### [GOAL OF THE EXERCISE]
Each record should be returned exactly as it is written.

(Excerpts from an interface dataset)
● ● ● ● ●
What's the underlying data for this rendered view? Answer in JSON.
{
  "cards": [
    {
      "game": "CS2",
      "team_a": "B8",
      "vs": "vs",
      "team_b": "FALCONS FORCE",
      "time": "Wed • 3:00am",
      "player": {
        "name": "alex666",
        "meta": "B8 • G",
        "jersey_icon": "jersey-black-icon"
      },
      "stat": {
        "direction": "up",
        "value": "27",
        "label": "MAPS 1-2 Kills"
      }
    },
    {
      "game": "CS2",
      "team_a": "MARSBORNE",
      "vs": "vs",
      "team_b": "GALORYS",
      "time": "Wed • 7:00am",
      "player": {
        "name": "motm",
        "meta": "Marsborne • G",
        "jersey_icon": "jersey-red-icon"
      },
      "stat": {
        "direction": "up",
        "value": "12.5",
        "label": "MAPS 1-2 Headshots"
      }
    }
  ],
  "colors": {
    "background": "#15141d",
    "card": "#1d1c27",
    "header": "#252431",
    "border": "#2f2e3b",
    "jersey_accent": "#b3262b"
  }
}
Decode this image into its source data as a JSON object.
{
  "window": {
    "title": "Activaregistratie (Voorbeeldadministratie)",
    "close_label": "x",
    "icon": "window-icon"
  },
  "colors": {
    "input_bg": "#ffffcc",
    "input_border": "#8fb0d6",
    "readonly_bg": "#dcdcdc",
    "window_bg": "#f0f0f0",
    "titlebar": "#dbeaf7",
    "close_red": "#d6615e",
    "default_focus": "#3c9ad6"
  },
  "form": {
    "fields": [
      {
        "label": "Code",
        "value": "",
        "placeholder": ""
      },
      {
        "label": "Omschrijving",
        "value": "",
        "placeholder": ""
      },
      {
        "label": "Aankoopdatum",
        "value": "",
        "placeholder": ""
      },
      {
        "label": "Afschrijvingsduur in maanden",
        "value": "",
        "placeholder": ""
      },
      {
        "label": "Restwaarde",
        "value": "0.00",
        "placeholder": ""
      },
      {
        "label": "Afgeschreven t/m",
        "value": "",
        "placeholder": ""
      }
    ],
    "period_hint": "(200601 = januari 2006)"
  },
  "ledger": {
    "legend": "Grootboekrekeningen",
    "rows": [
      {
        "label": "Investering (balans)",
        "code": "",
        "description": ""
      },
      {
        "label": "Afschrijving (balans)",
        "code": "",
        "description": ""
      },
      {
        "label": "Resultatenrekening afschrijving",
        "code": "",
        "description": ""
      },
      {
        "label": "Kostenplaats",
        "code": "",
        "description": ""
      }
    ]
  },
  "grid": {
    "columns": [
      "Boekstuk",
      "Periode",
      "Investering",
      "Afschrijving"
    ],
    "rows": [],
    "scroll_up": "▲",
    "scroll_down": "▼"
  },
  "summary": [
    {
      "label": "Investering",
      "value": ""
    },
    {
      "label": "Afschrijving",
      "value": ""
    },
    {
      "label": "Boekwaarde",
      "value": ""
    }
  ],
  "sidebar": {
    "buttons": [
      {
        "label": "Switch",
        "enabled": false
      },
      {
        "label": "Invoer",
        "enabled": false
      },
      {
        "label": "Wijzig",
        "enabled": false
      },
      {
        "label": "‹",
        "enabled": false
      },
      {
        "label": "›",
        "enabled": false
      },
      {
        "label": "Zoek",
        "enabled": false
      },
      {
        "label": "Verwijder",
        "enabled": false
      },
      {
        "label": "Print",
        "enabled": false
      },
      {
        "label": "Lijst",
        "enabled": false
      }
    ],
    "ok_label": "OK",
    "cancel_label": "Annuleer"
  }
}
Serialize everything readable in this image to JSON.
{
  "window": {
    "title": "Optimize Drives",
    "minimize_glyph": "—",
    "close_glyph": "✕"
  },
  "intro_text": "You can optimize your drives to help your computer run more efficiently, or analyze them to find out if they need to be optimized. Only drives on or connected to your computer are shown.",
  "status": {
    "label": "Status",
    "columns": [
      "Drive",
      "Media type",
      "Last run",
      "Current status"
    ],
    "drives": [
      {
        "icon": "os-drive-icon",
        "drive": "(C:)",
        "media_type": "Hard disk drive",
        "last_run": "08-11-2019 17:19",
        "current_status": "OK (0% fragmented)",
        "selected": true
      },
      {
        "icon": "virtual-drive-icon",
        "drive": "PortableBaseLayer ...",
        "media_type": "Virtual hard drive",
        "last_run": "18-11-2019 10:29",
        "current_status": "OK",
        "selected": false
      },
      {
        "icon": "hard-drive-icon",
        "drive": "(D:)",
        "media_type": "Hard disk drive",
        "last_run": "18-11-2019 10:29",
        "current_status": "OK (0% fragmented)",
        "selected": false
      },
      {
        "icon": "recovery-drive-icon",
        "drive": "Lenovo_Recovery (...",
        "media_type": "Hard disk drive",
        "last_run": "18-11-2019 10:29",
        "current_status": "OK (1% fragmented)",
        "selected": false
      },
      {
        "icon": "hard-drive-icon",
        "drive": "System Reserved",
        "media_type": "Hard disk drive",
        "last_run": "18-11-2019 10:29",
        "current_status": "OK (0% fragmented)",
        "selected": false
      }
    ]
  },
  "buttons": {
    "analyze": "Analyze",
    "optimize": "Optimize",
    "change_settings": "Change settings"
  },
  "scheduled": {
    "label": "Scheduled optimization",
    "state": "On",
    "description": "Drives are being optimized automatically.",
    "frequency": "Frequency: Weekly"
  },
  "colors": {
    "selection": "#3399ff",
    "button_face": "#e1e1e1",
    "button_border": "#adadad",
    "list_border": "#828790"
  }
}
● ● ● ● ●
### [WRITTEN SOLUTION]
What's the underlying data for this rendered view? Answer in JSON.
{
  "cards": [
    {
      "game": "CS2",
      "team_a": "B8",
      "vs": "vs",
      "team_b": "FALCONS FORCE",
      "time": "Wed • 3:00am",
      "player": {
        "name": "alex666",
        "meta": "B8 • G",
        "jersey_icon": "jersey-black-icon"
      },
      "stat": {
        "direction": "up",
        "value": "27",
        "label": "MAPS 1-2 Kills"
      }
    },
    {
      "game": "CS2",
      "team_a": "MARSBORNE",
      "vs": "vs",
      "team_b": "GALORYS",
      "time": "Wed • 7:00am",
      "player": {
        "name": "motm",
        "meta": "Marsborne • G",
        "jersey_icon": "jersey-red-icon"
      },
      "stat": {
        "direction": "up",
        "value": "12.5",
        "label": "MAPS 1-2 Headshots"
      }
    }
  ],
  "colors": {
    "background": "#15141d",
    "card": "#1d1c27",
    "header": "#252431",
    "border": "#2f2e3b",
    "jersey_accent": "#b3262b"
  }
}
Decode this image into its source data as a JSON object.
{
  "window": {
    "title": "Activaregistratie (Voorbeeldadministratie)",
    "close_label": "x",
    "icon": "window-icon"
  },
  "colors": {
    "input_bg": "#ffffcc",
    "input_border": "#8fb0d6",
    "readonly_bg": "#dcdcdc",
    "window_bg": "#f0f0f0",
    "titlebar": "#dbeaf7",
    "close_red": "#d6615e",
    "default_focus": "#3c9ad6"
  },
  "form": {
    "fields": [
      {
        "label": "Code",
        "value": "",
        "placeholder": ""
      },
      {
        "label": "Omschrijving",
        "value": "",
        "placeholder": ""
      },
      {
        "label": "Aankoopdatum",
        "value": "",
        "placeholder": ""
      },
      {
        "label": "Afschrijvingsduur in maanden",
        "value": "",
        "placeholder": ""
      },
      {
        "label": "Restwaarde",
        "value": "0.00",
        "placeholder": ""
      },
      {
        "label": "Afgeschreven t/m",
        "value": "",
        "placeholder": ""
      }
    ],
    "period_hint": "(200601 = januari 2006)"
  },
  "ledger": {
    "legend": "Grootboekrekeningen",
    "rows": [
      {
        "label": "Investering (balans)",
        "code": "",
        "description": ""
      },
      {
        "label": "Afschrijving (balans)",
        "code": "",
        "description": ""
      },
      {
        "label": "Resultatenrekening afschrijving",
        "code": "",
        "description": ""
      },
      {
        "label": "Kostenplaats",
        "code": "",
        "description": ""
      }
    ]
  },
  "grid": {
    "columns": [
      "Boekstuk",
      "Periode",
      "Investering",
      "Afschrijving"
    ],
    "rows": [],
    "scroll_up": "▲",
    "scroll_down": "▼"
  },
  "summary": [
    {
      "label": "Investering",
      "value": ""
    },
    {
      "label": "Afschrijving",
      "value": ""
    },
    {
      "label": "Boekwaarde",
      "value": ""
    }
  ],
  "sidebar": {
    "buttons": [
      {
        "label": "Switch",
        "enabled": false
      },
      {
        "label": "Invoer",
        "enabled": false
      },
      {
        "label": "Wijzig",
        "enabled": false
      },
      {
        "label": "‹",
        "enabled": false
      },
      {
        "label": "›",
        "enabled": false
      },
      {
        "label": "Zoek",
        "enabled": false
      },
      {
        "label": "Verwijder",
        "enabled": false
      },
      {
        "label": "Print",
        "enabled": false
      },
      {
        "label": "Lijst",
        "enabled": false
      }
    ],
    "ok_label": "OK",
    "cancel_label": "Annuleer"
  }
}
Serialize everything readable in this image to JSON.
{
  "window": {
    "title": "Optimize Drives",
    "minimize_glyph": "—",
    "close_glyph": "✕"
  },
  "intro_text": "You can optimize your drives to help your computer run more efficiently, or analyze them to find out if they need to be optimized. Only drives on or connected to your computer are shown.",
  "status": {
    "label": "Status",
    "columns": [
      "Drive",
      "Media type",
      "Last run",
      "Current status"
    ],
    "drives": [
      {
        "icon": "os-drive-icon",
        "drive": "(C:)",
        "media_type": "Hard disk drive",
        "last_run": "08-11-2019 17:19",
        "current_status": "OK (0% fragmented)",
        "selected": true
      },
      {
        "icon": "virtual-drive-icon",
        "drive": "PortableBaseLayer ...",
        "media_type": "Virtual hard drive",
        "last_run": "18-11-2019 10:29",
        "current_status": "OK",
        "selected": false
      },
      {
        "icon": "hard-drive-icon",
        "drive": "(D:)",
        "media_type": "Hard disk drive",
        "last_run": "18-11-2019 10:29",
        "current_status": "OK (0% fragmented)",
        "selected": false
      },
      {
        "icon": "recovery-drive-icon",
        "drive": "Lenovo_Recovery (...",
        "media_type": "Hard disk drive",
        "last_run": "18-11-2019 10:29",
        "current_status": "OK (1% fragmented)",
        "selected": false
      },
      {
        "icon": "hard-drive-icon",
        "drive": "System Reserved",
        "media_type": "Hard disk drive",
        "last_run": "18-11-2019 10:29",
        "current_status": "OK (0% fragmented)",
        "selected": false
      }
    ]
  },
  "buttons": {
    "analyze": "Analyze",
    "optimize": "Optimize",
    "change_settings": "Change settings"
  },
  "scheduled": {
    "label": "Scheduled optimization",
    "state": "On",
    "description": "Drives are being optimized automatically.",
    "frequency": "Frequency: Weekly"
  },
  "colors": {
    "selection": "#3399ff",
    "button_face": "#e1e1e1",
    "button_border": "#adadad",
    "list_border": "#828790"
  }
}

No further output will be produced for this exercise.